Current Winnipeg Jets GM Kevin Cheveldayoff was Chicago’s assistant GM when he, with the rest of team leadership, held a meeting to discuss what to do about the sexual assault reports made against then–video coach Brad Aldrich. He was in the room when the allegations were raised, and nothing was done. Those are facts not in dispute.
They are apparently not enough. In a decision that strikes me as utterly baffling, NHL commissioner Gary Bettman announced today that Cheveldayoff will keep his job, and will not be disciplined for his actions 11 years ago. (Some might describe it as “inaction,” but I don’t care for that formulation. In this case, doing nothing was a choice.)

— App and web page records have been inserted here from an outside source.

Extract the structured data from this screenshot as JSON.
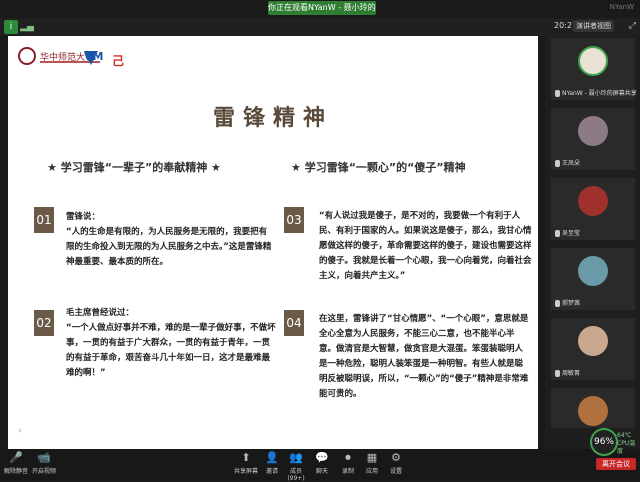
{
  "topbar": {
    "share_label": "你正在观看NYanW - 聂小玲的屏幕",
    "right_label": "NYanW"
  },
  "subbar": {
    "clock": "20:27",
    "view_label": "演讲者视图"
  },
  "slide": {
    "logo_text": "华中师范大学",
    "logo2_text": "VM",
    "logo3_text": "己",
    "title": "雷锋精神",
    "left_heading": "★ 学习雷锋“一辈子”的奉献精神 ★",
    "right_heading": "★ 学习雷锋“一颗心”的“傻子”精神",
    "items": [
      {
        "num": "01",
        "text": "雷锋说：\n“人的生命是有限的，为人民服务是无限的，我要把有限的生命投入到无限的为人民服务之中去。”这是雷锋精神最重要、最本质的所在。"
      },
      {
        "num": "02",
        "text": "毛主席曾经说过：\n“一个人做点好事并不难，难的是一辈子做好事，不做坏事，一贯的有益于广大群众，一贯的有益于青年，一贯的有益于革命，艰苦奋斗几十年如一日，这才是最难最难的啊！”"
      },
      {
        "num": "03",
        "text": "“有人说过我是傻子，是不对的，我要做一个有利于人民、有利于国家的人。如果说这是傻子，那么，我甘心情愿做这样的傻子，革命需要这样的傻子，建设也需要这样的傻子。我就是长着一个心眼，我一心向着党，向着社会主义，向着共产主义。”"
      },
      {
        "num": "04",
        "text": "在这里，雷锋讲了“甘心情愿”、“一个心眼”，意思就是全心全意为人民服务，不能三心二意，也不能半心半意。做清官是大智慧，做贪官是大混蛋。笨蛋装聪明人是一种危险，聪明人装笨蛋是一种明智。有些人就是聪明反被聪明误，所以，“一颗心”的“傻子”精神是非常难能可贵的。"
      }
    ]
  },
  "participants": [
    {
      "name": "NYanW - 聂小玲的屏幕共享",
      "color": "#e9e1d4"
    },
    {
      "name": "王凤朵",
      "color": "#8c7a86"
    },
    {
      "name": "吴至莹",
      "color": "#a0302c"
    },
    {
      "name": "郝梦茜",
      "color": "#6a9aa8"
    },
    {
      "name": "周敏菁",
      "color": "#caa890"
    },
    {
      "name": "",
      "color": "#b07040"
    }
  ],
  "bottombar": {
    "buttons": [
      {
        "label": "解除静音",
        "icon": "🎤"
      },
      {
        "label": "开启视频",
        "icon": "📹"
      },
      {
        "label": "共享屏幕",
        "icon": "⬆"
      },
      {
        "label": "邀请",
        "icon": "👤"
      },
      {
        "label": "成员(99+)",
        "icon": "👥"
      },
      {
        "label": "聊天",
        "icon": "💬"
      },
      {
        "label": "录制",
        "icon": "⏺"
      },
      {
        "label": "应用",
        "icon": "▦"
      },
      {
        "label": "设置",
        "icon": "⚙"
      }
    ],
    "end_label": "离开会议",
    "cpu_value": "96%",
    "cpu_temp": "64℃",
    "cpu_label": "CPU温度"
  }
}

This is in stark contrast to Joel Quenneville, whose resignation as Florida Panthers head coach was forced by the league Thursday. The difference between the two men? Seniority:
“While on some level, it would be easiest to paint everyone with any association to this terrible matter with the same broad brush, I believe that fundamental fairness requires a more in-depth analysis of the role of each person,” said Commissioner Gary Bettman. “Kevin Cheveldayoff was not a member of the Blackhawks senior leadership team in 2010, and I cannot, therefore, assign to him responsibility for the Club’s actions, or inactions. He provided a full account of his degree of involvement in the matter, which was limited exclusively to his attendance at a single meeting, and I found him to be extremely forthcoming and credible in our discussion.”NHL
There are levels of responsibility, yes, but in a situation like this, the only amount of responsibility that should matter is “some.” Cheveldayoff was there, and he was not a fresh-faced intern but an assistant GM with 13 years in the sport as an executive under his belt. If others bore more of the burden to do something, Cheveldayoff‘s share was enough. And if he would have considered it going above and beyond his station to do the right thing—well, isn’t that what “leadership” is? Shouldn’t his lack of it be disqualifying for a man who now runs his own front office?
There is also a glaring disconnect between what Cheveldayoff admitted publicly to knowing and what investigators found. After former player Kyle Beach filed a lawsuit against Chicago this spring, Cheveldayoff released this statement:
“I had no knowledge of any allegations involving Mr. Aldrich until asked if I was aware of anything just prior to the conclusion of his employment with the Chicago Blackhawks. After confirming that I had no prior knowledge of anything, I had no further involvement. As this is a legal matter before the courts, I will not be making any further comment; however, to the extent I am contacted by investigators in this matter, I will cooperate to the best of my ability and knowledge.”
This proved to be weaselly as hell. Here’s how he recalled it to investigators:
Kevin Cheveldayoff, then the Assistant General Manager, recalled that there was a meeting in McDonough’s office before a home game during the Philadelphia series, and not the San Jose series. Regardless of when Cheveldayoff believed the meeting occurred, Cheveldayoff recalled being in a meeting in McDonough’s office regarding Aldrich with others in senior management, including McDonough, Bowman, MacIsaac, and Quenneville. He recalled the group was told that there were allegations that Aldrich was socializing with players outside the arena, Aldrich sent inappropriate texts to players, and Aldrich made unwanted advances on players. Cheveldayoff recalled that John Doe and Black Ace 1 were specifically referenced during the meeting. Cheveldayoff also recalled that he felt shocked at the time because it was not common for coaches and players to socialize, and he believed at the time that the allegations were serious.
He further recalled someone stating that the allegations needed to be investigated and that someone would make sure the two players and Aldrich would be kept separate. Cheveldayoff recalled no other substantive details from the meeting.
If Cheveldayoff‘s carefully worded written statement was not an outright lie, it was at the very least a clear attempt by a person who knows they were in the wrong to downplay the seriousness of what they knew and when, and their own involvement. There may be some regret mixed in with self-preservation. I also don’t really care much about his regrets. An NHL with a reasonable moral baseline for its executives is not one that employs Kevin Cheveldayoff. An NHL committed to making sure there are no more John Does doesn’t allow “I didn’t have an impressive enough job title” as an excuse.